Porsche Cayenne GTS with two Chinese models at Beijing Motor Show

Driving a vehicle with a military license plate in China provides many privileges. Legally reserved for official vehicles only, the designation apparently allows drivers to enjoy special liberties on the roads, including breaking traffic laws, filling up with free fuel and receiving light-and-siren escorts through congested cities. So attractive are the benefits that there is a secondary market for used legal and counterfeit plates - especially among those wealthy enough to afford luxury cars. But all of that is reportedly coming to an end, as President Xi Jinping, chairman of the Central Military Commission, is on a mission to fight corruption in his country.

A new license plate system goes into effect today, and it is designed to "maintain social harmony, stability and the reputation of the military," says the PLA Daily, the armed forces' official newspaper. While the abuse has been going on for many years, the internet has put the spotlight on the bad behavior, and the negative press does not represent the morals and true colors of the armed forces, say officials.

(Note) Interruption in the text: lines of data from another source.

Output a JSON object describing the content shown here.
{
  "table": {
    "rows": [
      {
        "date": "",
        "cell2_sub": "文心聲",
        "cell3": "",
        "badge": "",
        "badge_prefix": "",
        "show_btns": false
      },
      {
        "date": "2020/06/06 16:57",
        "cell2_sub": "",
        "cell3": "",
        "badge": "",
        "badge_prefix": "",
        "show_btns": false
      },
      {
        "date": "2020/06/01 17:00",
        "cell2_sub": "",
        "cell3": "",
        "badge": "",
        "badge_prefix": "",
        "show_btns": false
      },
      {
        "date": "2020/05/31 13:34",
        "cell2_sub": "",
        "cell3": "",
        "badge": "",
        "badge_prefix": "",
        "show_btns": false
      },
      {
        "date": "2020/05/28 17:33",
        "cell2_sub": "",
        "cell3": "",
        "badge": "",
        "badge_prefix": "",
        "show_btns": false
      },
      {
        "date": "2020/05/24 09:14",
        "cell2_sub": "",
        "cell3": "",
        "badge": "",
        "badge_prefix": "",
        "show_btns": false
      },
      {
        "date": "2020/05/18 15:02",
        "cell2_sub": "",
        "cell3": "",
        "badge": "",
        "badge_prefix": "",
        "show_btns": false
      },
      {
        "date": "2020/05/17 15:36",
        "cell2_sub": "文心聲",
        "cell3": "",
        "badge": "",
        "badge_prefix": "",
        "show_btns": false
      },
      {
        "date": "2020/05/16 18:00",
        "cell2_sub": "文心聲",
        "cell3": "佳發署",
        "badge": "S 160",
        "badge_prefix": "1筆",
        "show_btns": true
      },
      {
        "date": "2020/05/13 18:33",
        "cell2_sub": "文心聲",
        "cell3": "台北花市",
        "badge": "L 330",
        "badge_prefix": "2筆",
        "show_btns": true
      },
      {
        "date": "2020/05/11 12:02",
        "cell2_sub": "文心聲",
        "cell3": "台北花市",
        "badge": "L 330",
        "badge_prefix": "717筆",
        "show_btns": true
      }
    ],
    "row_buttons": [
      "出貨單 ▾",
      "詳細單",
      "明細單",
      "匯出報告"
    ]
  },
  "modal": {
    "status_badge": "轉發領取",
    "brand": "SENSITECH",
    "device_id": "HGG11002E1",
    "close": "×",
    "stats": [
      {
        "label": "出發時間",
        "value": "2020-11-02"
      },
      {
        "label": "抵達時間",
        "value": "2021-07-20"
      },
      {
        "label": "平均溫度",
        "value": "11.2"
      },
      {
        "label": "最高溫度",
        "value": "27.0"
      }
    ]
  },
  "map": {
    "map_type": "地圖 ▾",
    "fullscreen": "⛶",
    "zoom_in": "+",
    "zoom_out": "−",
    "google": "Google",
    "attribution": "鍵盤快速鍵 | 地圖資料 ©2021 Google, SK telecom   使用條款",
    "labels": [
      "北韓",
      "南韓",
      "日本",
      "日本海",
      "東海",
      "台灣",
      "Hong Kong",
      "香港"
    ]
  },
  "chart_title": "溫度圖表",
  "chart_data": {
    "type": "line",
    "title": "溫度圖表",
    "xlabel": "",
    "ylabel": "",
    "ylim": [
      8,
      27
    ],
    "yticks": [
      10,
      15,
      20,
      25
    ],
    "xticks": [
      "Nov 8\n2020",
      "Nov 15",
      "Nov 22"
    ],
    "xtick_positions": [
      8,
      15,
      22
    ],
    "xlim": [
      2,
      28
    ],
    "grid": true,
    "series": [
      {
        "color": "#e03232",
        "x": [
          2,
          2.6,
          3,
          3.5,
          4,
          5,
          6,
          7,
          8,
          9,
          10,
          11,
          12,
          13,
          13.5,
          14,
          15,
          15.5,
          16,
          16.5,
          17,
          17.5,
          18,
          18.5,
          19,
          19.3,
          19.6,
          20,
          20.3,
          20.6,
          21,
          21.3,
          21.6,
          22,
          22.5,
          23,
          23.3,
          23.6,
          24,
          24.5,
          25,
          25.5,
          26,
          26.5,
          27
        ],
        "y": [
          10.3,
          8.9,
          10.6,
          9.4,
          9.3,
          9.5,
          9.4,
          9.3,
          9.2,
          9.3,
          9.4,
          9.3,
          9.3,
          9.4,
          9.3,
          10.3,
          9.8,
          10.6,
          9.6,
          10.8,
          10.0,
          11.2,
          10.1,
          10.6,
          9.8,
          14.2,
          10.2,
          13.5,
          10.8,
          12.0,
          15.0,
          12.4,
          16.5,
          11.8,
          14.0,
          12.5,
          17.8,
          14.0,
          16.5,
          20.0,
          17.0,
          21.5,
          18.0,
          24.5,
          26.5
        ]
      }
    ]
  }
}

While military-plated Porsche drivers have been singled out as offenders, Bloomberg notes that all vehicles with engine displacements above 3.0 liters and with a sticker price in excess of about $73,000, will be banned from receiving military plates. This includes vehicles from Audi, Cadillac, BMW, Mercedes-Benz, Jaguar, Land Rover, Lincoln and the Volkswagen Phaeton. Even if drivers are savvy enough to circumvent the new issuing system, the military has put technology at toll gates to catch users of counterfeit plates. There has been no word on the punishment if caught.